### Task details
Write the entries below out again exactly, but skip the pictures.

### Records for this exercise
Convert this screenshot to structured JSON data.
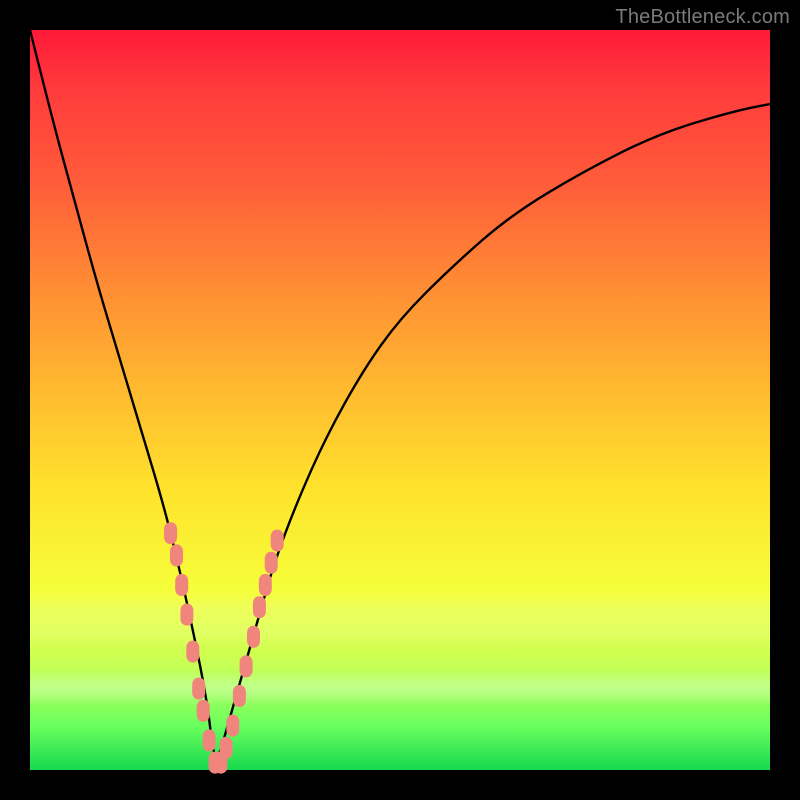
{
  "watermark": "TheBottleneck.com",
  "colors": {
    "bg_frame": "#000000",
    "gradient_top": "#ff1a3a",
    "gradient_bottom": "#17d94e",
    "curve_stroke": "#000000",
    "marker_fill": "#f0857e",
    "marker_stroke": "#c24a4a"
  },
  "chart_data": {
    "type": "line",
    "title": "",
    "xlabel": "",
    "ylabel": "",
    "x_range": [
      0,
      100
    ],
    "y_range": [
      0,
      100
    ],
    "notch_x": 25,
    "series": [
      {
        "name": "bottleneck-curve",
        "x": [
          0,
          3,
          6,
          9,
          12,
          15,
          18,
          20,
          22,
          24,
          25,
          27,
          29,
          31,
          33,
          36,
          40,
          45,
          50,
          57,
          65,
          75,
          85,
          95,
          100
        ],
        "y": [
          100,
          88,
          77,
          66,
          56,
          46,
          36,
          28,
          19,
          9,
          0,
          7,
          14,
          21,
          28,
          36,
          45,
          54,
          61,
          68,
          75,
          81,
          86,
          89,
          90
        ]
      }
    ],
    "markers": [
      {
        "x": 19.0,
        "y": 32
      },
      {
        "x": 19.8,
        "y": 29
      },
      {
        "x": 20.5,
        "y": 25
      },
      {
        "x": 21.2,
        "y": 21
      },
      {
        "x": 22.0,
        "y": 16
      },
      {
        "x": 22.8,
        "y": 11
      },
      {
        "x": 23.4,
        "y": 8
      },
      {
        "x": 24.2,
        "y": 4
      },
      {
        "x": 25.0,
        "y": 1
      },
      {
        "x": 25.8,
        "y": 1
      },
      {
        "x": 26.5,
        "y": 3
      },
      {
        "x": 27.4,
        "y": 6
      },
      {
        "x": 28.3,
        "y": 10
      },
      {
        "x": 29.2,
        "y": 14
      },
      {
        "x": 30.2,
        "y": 18
      },
      {
        "x": 31.0,
        "y": 22
      },
      {
        "x": 31.8,
        "y": 25
      },
      {
        "x": 32.6,
        "y": 28
      },
      {
        "x": 33.4,
        "y": 31
      }
    ]
  }
}
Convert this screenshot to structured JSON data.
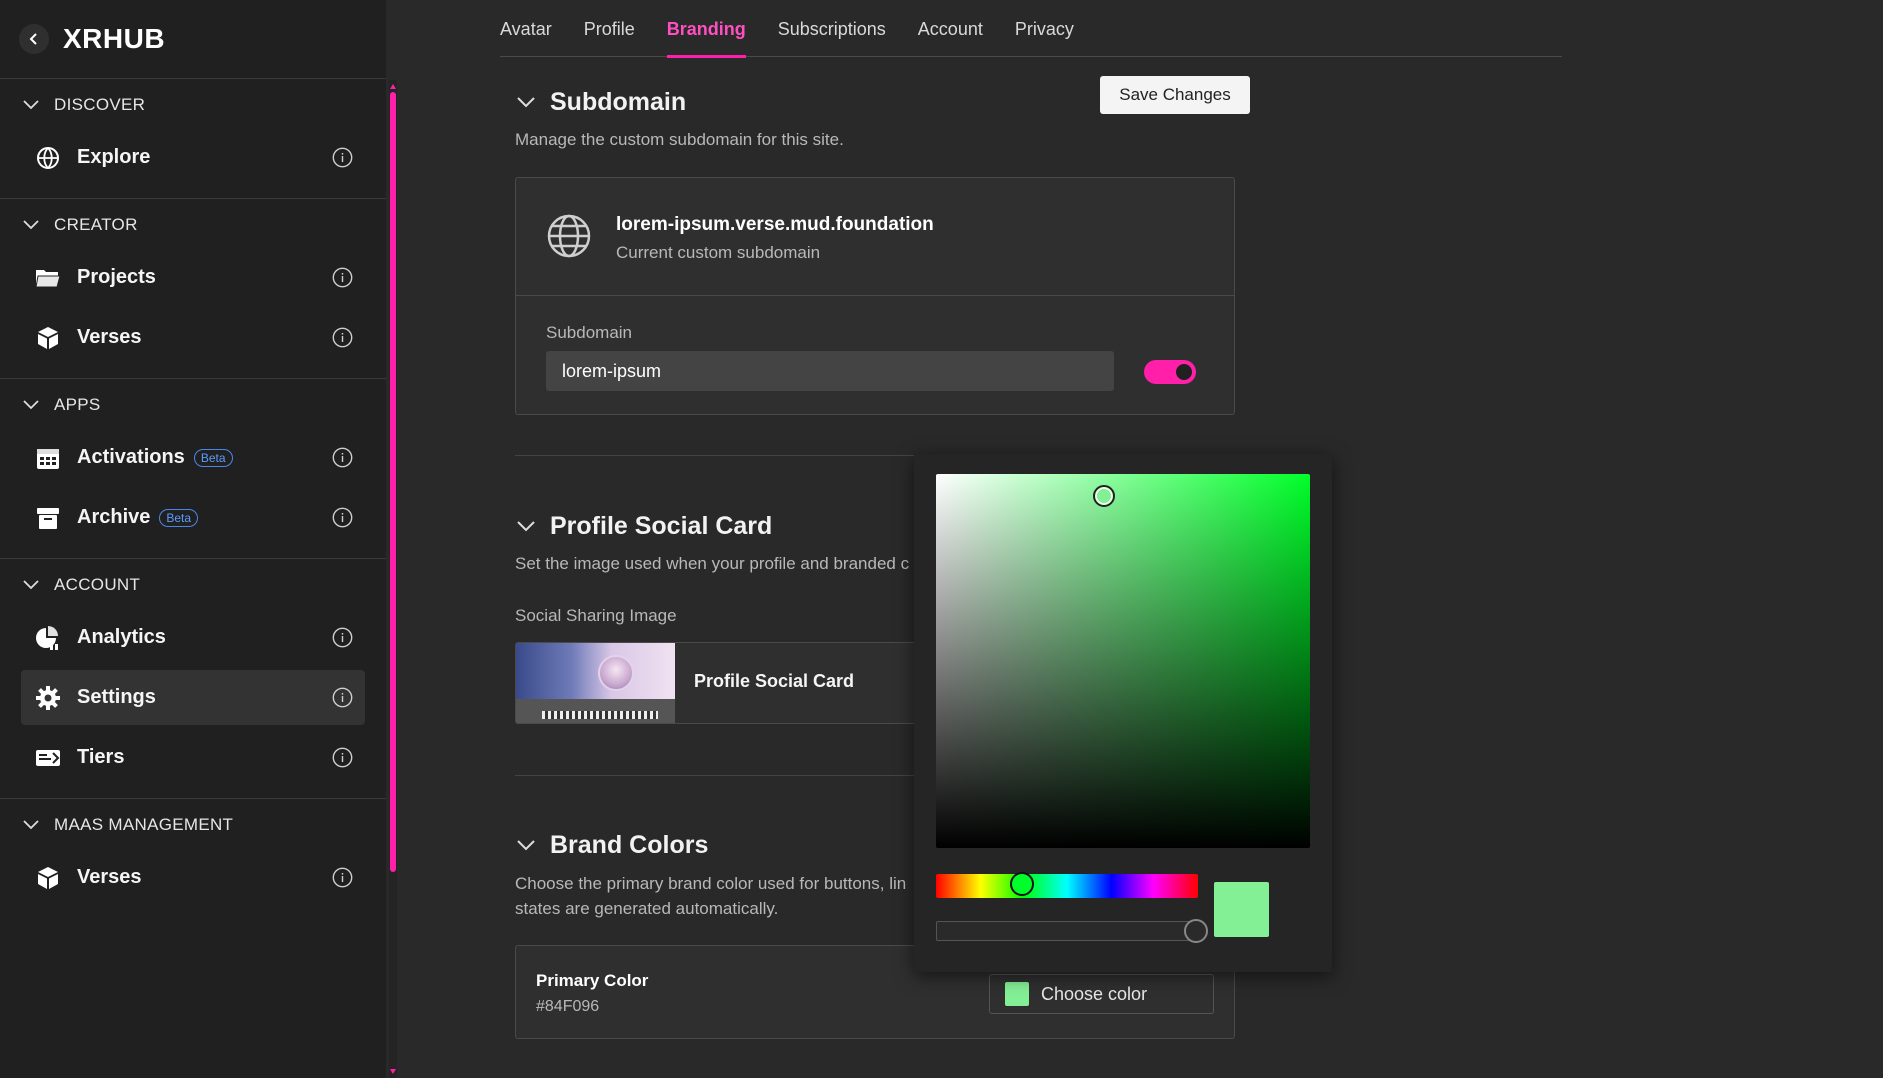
{
  "app": {
    "title": "XRHUB"
  },
  "sidebar": {
    "sections": [
      {
        "title": "DISCOVER",
        "items": [
          {
            "label": "Explore",
            "icon": "explore-icon"
          }
        ]
      },
      {
        "title": "CREATOR",
        "items": [
          {
            "label": "Projects",
            "icon": "folder-icon"
          },
          {
            "label": "Verses",
            "icon": "cube-icon"
          }
        ]
      },
      {
        "title": "APPS",
        "items": [
          {
            "label": "Activations",
            "icon": "calendar-icon",
            "badge": "Beta"
          },
          {
            "label": "Archive",
            "icon": "archive-icon",
            "badge": "Beta"
          }
        ]
      },
      {
        "title": "ACCOUNT",
        "items": [
          {
            "label": "Analytics",
            "icon": "analytics-icon"
          },
          {
            "label": "Settings",
            "icon": "gear-icon",
            "active": true
          },
          {
            "label": "Tiers",
            "icon": "ticket-icon"
          }
        ]
      },
      {
        "title": "MAAS MANAGEMENT",
        "items": [
          {
            "label": "Verses",
            "icon": "cube-icon"
          }
        ]
      }
    ]
  },
  "tabs": [
    {
      "label": "Avatar"
    },
    {
      "label": "Profile"
    },
    {
      "label": "Branding",
      "active": true
    },
    {
      "label": "Subscriptions"
    },
    {
      "label": "Account"
    },
    {
      "label": "Privacy"
    }
  ],
  "save_button": "Save Changes",
  "subdomain": {
    "title": "Subdomain",
    "description": "Manage the custom subdomain for this site.",
    "current_domain": "lorem-ipsum.verse.mud.foundation",
    "current_caption": "Current custom subdomain",
    "field_label": "Subdomain",
    "field_value": "lorem-ipsum",
    "toggle_on": true
  },
  "social_card": {
    "title": "Profile Social Card",
    "description": "Set the image used when your profile and branded c",
    "image_label": "Social Sharing Image",
    "image_name": "Profile Social Card"
  },
  "brand_colors": {
    "title": "Brand Colors",
    "description_line1": "Choose the primary brand color used for buttons, lin",
    "description_line2": "states are generated automatically.",
    "primary_label": "Primary Color",
    "primary_hex": "#84F096",
    "choose_label": "Choose color"
  },
  "color_picker": {
    "selected_color": "#84F096",
    "hue_color": "#00ff2a",
    "hue_fraction": 0.33,
    "saturation": 0.45,
    "value": 0.94,
    "alpha": 1.0
  },
  "colors": {
    "accent": "#ff1fa8",
    "background": "#292929",
    "sidebar": "#202020"
  }
}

### Response for this exercise
Convert this screenshot to structured JSON data.
{
  "watermark": "TheBottleneck.com",
  "colors": {
    "bg_frame": "#000000",
    "gradient_top": "#ff1a3a",
    "gradient_bottom": "#17d94e",
    "curve_stroke": "#000000",
    "marker_fill": "#f0857e",
    "marker_stroke": "#c24a4a"
  },
  "chart_data": {
    "type": "line",
    "title": "",
    "xlabel": "",
    "ylabel": "",
    "x_range": [
      0,
      100
    ],
    "y_range": [
      0,
      100
    ],
    "notch_x": 25,
    "series": [
      {
        "name": "bottleneck-curve",
        "x": [
          0,
          3,
          6,
          9,
          12,
          15,
          18,
          20,
          22,
          24,
          25,
          27,
          29,
          31,
          33,
          36,
          40,
          45,
          50,
          57,
          65,
          75,
          85,
          95,
          100
        ],
        "y": [
          100,
          88,
          77,
          66,
          56,
          46,
          36,
          28,
          19,
          9,
          0,
          7,
          14,
          21,
          28,
          36,
          45,
          54,
          61,
          68,
          75,
          81,
          86,
          89,
          90
        ]
      }
    ],
    "markers": [
      {
        "x": 19.0,
        "y": 32
      },
      {
        "x": 19.8,
        "y": 29
      },
      {
        "x": 20.5,
        "y": 25
      },
      {
        "x": 21.2,
        "y": 21
      },
      {
        "x": 22.0,
        "y": 16
      },
      {
        "x": 22.8,
        "y": 11
      },
      {
        "x": 23.4,
        "y": 8
      },
      {
        "x": 24.2,
        "y": 4
      },
      {
        "x": 25.0,
        "y": 1
      },
      {
        "x": 25.8,
        "y": 1
      },
      {
        "x": 26.5,
        "y": 3
      },
      {
        "x": 27.4,
        "y": 6
      },
      {
        "x": 28.3,
        "y": 10
      },
      {
        "x": 29.2,
        "y": 14
      },
      {
        "x": 30.2,
        "y": 18
      },
      {
        "x": 31.0,
        "y": 22
      },
      {
        "x": 31.8,
        "y": 25
      },
      {
        "x": 32.6,
        "y": 28
      },
      {
        "x": 33.4,
        "y": 31
      }
    ]
  }
}
Convert this screenshot to structured JSON data.
{
  "app": {
    "title": "XRHUB"
  },
  "sidebar": {
    "sections": [
      {
        "title": "DISCOVER",
        "items": [
          {
            "label": "Explore",
            "icon": "explore-icon"
          }
        ]
      },
      {
        "title": "CREATOR",
        "items": [
          {
            "label": "Projects",
            "icon": "folder-icon"
          },
          {
            "label": "Verses",
            "icon": "cube-icon"
          }
        ]
      },
      {
        "title": "APPS",
        "items": [
          {
            "label": "Activations",
            "icon": "calendar-icon",
            "badge": "Beta"
          },
          {
            "label": "Archive",
            "icon": "archive-icon",
            "badge": "Beta"
          }
        ]
      },
      {
        "title": "ACCOUNT",
        "items": [
          {
            "label": "Analytics",
            "icon": "analytics-icon"
          },
          {
            "label": "Settings",
            "icon": "gear-icon",
            "active": true
          },
          {
            "label": "Tiers",
            "icon": "ticket-icon"
          }
        ]
      },
      {
        "title": "MAAS MANAGEMENT",
        "items": [
          {
            "label": "Verses",
            "icon": "cube-icon"
          }
        ]
      }
    ]
  },
  "tabs": [
    {
      "label": "Avatar"
    },
    {
      "label": "Profile"
    },
    {
      "label": "Branding",
      "active": true
    },
    {
      "label": "Subscriptions"
    },
    {
      "label": "Account"
    },
    {
      "label": "Privacy"
    }
  ],
  "save_button": "Save Changes",
  "subdomain": {
    "title": "Subdomain",
    "description": "Manage the custom subdomain for this site.",
    "current_domain": "lorem-ipsum.verse.mud.foundation",
    "current_caption": "Current custom subdomain",
    "field_label": "Subdomain",
    "field_value": "lorem-ipsum",
    "toggle_on": true
  },
  "social_card": {
    "title": "Profile Social Card",
    "description": "Set the image used when your profile and branded c",
    "image_label": "Social Sharing Image",
    "image_name": "Profile Social Card"
  },
  "brand_colors": {
    "title": "Brand Colors",
    "description_line1": "Choose the primary brand color used for buttons, lin",
    "description_line2": "states are generated automatically.",
    "primary_label": "Primary Color",
    "primary_hex": "#84F096",
    "choose_label": "Choose color"
  },
  "color_picker": {
    "selected_color": "#84F096",
    "hue_color": "#00ff2a",
    "hue_fraction": 0.33,
    "saturation": 0.45,
    "value": 0.94,
    "alpha": 1.0
  },
  "colors": {
    "accent": "#ff1fa8",
    "background": "#292929",
    "sidebar": "#202020"
  }
}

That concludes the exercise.